2022-07-01 17:47:50 1166
During the Q&A (question and answer) session of Apple's recent annual shareholder meeting, when someone asked about the significance of Apple's manufacturing plant in the United States, CEO Tim Cook made it clear that the company's investment in the sapphire processing plant was for a "secret project", and now Don't reveal too much. A series of previous rumors have said that Apple will use sapphire material on the new generation iPhone, aiming to further improve the surface scratch resistance of the iPhone, but after Cook said that this is a secret project that should not be discussed, he also said that in the United States of other Apple suppliers already make glass for the iPhone. An Apple spokesman declined to comment. Apple's iPhone products have been the focus of media attention over the years, with all kinds of speculation and rumors leading up to the release of each iPhone generation, some of which leaked from the supply chain. Apple's new product launch conference has also been jokingly called the "rumor verification conference". Therefore, when asked such a question on such an occasion, Tim Cook, the CEO, can't make some special hints anyway. For the iPhone, the use of sapphire material for the screen glass is also a very special change, and it is not an exaggeration to call it a "secret project". In fact, in this year's Samsung Galaxy S5, we also saw that it is too difficult to have a big "innovation" after the smartphone update iteration reaches a certain height. Samsung doesn't know how to use its talents after pulling up the hardware data and increasing the screen size. Cook's "secret project" may be Apple-style innovation.
2.The new gesture recognition technology can be controlled from a distance
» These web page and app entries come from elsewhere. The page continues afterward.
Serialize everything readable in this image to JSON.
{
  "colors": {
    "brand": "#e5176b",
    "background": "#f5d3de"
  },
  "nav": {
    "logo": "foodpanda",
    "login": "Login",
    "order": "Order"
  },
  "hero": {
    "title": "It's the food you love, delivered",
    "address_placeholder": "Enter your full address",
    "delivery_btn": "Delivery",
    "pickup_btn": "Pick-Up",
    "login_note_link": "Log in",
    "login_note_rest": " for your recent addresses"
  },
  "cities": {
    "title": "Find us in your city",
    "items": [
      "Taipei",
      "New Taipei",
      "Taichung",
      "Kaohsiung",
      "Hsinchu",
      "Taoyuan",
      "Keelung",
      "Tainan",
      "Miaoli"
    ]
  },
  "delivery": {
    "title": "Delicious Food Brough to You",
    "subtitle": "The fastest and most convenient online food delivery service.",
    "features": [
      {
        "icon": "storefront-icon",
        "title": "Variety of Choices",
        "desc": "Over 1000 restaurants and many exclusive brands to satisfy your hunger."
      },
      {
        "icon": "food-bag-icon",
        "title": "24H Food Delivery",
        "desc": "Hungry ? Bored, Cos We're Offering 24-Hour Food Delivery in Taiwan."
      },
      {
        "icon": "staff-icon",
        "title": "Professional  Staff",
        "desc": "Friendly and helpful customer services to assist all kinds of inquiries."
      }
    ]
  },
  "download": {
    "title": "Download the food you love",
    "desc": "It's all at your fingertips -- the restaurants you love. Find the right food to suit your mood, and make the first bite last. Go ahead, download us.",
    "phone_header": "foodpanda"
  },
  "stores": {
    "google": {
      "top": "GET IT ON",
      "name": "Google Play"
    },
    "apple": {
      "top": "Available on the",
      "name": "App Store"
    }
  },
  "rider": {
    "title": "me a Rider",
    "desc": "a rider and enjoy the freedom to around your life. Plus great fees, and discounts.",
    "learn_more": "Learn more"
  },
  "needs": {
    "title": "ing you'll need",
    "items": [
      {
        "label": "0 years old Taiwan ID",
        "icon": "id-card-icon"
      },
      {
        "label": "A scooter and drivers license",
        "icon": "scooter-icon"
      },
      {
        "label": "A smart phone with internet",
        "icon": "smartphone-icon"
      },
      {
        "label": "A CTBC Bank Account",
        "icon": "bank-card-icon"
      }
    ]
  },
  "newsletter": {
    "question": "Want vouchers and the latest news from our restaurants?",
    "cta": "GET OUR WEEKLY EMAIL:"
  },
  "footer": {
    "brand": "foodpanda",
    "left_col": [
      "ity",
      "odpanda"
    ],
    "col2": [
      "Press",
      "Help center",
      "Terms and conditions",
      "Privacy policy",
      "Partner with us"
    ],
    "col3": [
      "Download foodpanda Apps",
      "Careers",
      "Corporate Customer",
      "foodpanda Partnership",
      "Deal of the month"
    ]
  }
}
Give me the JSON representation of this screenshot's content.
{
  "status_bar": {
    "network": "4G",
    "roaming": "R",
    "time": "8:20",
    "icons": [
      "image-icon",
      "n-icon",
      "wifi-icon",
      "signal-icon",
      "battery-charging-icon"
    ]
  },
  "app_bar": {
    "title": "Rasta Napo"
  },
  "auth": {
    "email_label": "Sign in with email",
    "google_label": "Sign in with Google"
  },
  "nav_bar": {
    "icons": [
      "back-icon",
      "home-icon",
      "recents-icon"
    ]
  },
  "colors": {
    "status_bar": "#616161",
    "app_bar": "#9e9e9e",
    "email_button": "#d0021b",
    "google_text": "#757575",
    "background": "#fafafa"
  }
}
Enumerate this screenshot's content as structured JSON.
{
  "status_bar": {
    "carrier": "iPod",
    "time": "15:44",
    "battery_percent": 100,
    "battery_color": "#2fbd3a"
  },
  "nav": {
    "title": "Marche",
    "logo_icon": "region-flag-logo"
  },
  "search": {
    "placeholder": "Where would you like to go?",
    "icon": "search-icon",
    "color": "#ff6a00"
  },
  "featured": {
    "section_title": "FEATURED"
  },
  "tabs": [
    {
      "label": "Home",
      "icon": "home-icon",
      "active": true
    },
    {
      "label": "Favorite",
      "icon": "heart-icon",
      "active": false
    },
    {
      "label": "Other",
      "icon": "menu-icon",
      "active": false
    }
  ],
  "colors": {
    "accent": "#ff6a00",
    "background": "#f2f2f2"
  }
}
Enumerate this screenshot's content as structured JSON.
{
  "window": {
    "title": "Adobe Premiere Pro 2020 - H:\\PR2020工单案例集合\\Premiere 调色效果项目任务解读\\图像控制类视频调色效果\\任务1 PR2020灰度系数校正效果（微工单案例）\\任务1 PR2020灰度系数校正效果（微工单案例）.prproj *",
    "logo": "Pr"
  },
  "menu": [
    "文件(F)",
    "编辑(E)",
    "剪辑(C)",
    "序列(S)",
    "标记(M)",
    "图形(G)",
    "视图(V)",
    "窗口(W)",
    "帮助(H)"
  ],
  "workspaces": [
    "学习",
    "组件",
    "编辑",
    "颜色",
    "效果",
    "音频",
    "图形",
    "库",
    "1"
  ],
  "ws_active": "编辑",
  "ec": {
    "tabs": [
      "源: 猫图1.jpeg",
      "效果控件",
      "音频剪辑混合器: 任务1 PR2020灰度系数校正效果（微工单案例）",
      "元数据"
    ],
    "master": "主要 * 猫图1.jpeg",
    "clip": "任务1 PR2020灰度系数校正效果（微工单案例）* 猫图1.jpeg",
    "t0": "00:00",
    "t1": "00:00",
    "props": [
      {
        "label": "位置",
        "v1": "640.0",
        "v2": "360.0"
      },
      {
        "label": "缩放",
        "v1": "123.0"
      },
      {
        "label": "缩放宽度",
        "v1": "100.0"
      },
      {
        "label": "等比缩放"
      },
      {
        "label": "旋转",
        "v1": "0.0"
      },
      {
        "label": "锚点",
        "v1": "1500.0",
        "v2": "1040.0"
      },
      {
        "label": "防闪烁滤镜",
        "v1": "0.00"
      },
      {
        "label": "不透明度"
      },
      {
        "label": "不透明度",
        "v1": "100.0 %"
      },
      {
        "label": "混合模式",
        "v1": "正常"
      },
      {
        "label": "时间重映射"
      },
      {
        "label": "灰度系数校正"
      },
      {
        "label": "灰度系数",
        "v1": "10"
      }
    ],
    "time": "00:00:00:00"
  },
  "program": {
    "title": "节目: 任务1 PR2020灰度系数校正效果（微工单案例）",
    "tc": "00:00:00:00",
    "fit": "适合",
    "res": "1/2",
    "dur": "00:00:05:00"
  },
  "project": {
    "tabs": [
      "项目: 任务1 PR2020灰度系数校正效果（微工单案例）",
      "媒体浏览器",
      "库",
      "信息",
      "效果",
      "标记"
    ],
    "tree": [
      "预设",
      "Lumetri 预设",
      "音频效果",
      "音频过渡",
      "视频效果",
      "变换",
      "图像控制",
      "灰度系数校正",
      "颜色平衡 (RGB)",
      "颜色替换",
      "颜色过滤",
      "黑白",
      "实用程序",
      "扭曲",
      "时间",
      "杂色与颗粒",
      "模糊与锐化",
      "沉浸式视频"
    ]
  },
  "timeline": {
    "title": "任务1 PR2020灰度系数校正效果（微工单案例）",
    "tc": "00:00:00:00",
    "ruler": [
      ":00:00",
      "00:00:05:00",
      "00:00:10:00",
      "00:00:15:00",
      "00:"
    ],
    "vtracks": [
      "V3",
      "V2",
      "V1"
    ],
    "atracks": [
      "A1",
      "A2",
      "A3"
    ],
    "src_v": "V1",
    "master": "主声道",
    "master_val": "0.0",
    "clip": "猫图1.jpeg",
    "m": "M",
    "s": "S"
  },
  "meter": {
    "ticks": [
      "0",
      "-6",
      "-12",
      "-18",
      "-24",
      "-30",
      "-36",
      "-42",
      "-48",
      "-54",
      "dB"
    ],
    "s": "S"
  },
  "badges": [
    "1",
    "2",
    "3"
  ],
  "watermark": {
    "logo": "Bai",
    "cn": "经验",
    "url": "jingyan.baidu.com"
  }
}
You can mute a smartphone playing a song in your pocket with a flick of your finger in the air, or pause the sound of an audio magazine with a gesture. A research team at the University of Washington has built a low-cost gesture recognition system that runs without batteries, allowing users to control electronic devices hidden from sight with only simple hand movements. Its prototype is called "AllSee". This gesture-controlled electronic device technology could soon become the touchscreen sensing technology that replaces power-hungry smartphones and tablets. The technology will be announced at a panel discussion at the Network Systems Design and Implementation Conference in Seattle, April 2-4. "This is the first gesture recognition system that is less than a dollar to implement and does not require battery power, using a TV signal as both a power source and a source for recognizing gestures," said Shyam, assistant professor of computer science and engineering at the University of Washington. ." Researchers have built a small sensor that can be placed on electronic devices such as smartphones. The sensor uses an ultra-low-power receiver to extract and classify gesture information from wireless transmissions around us. When a person gestures with their hands, the amplitude of the wireless signal in the air changes, allowing AllSee sensors to identify this unique amplitude change caused by a particular gesture. The research team tested AllSee's functionality, such as push, pull, come, zoom in and zoom out, using eight different gestures on smartphones and battery-free sensors, Physicist Organization Network reported on February 27. The prototype can correctly recognize more than 90 percent of gestures, while performing manipulations of devices more than 2 feet away. The researchers also designed a wake-up gesture so that the system doesn't confuse unintentional movements for actual gestures. For the user, it's a seamless interactive experience. The gesture recognition can be installed on some mobile devices, including Samsung Galaxy S4 smartphones. But users have to manually enable the feature before being able to see the device's gesture technology at work. The technology can also be attached to home electronics, interacting with them with gestures, and connecting them to the Internet to play a role in the "Internet of Things" world. "AllSee goes beyond mobile devices to enable IoT devices to interact with each other," said Bryce Kellogg, a doctoral student in UW's electrical engineering department.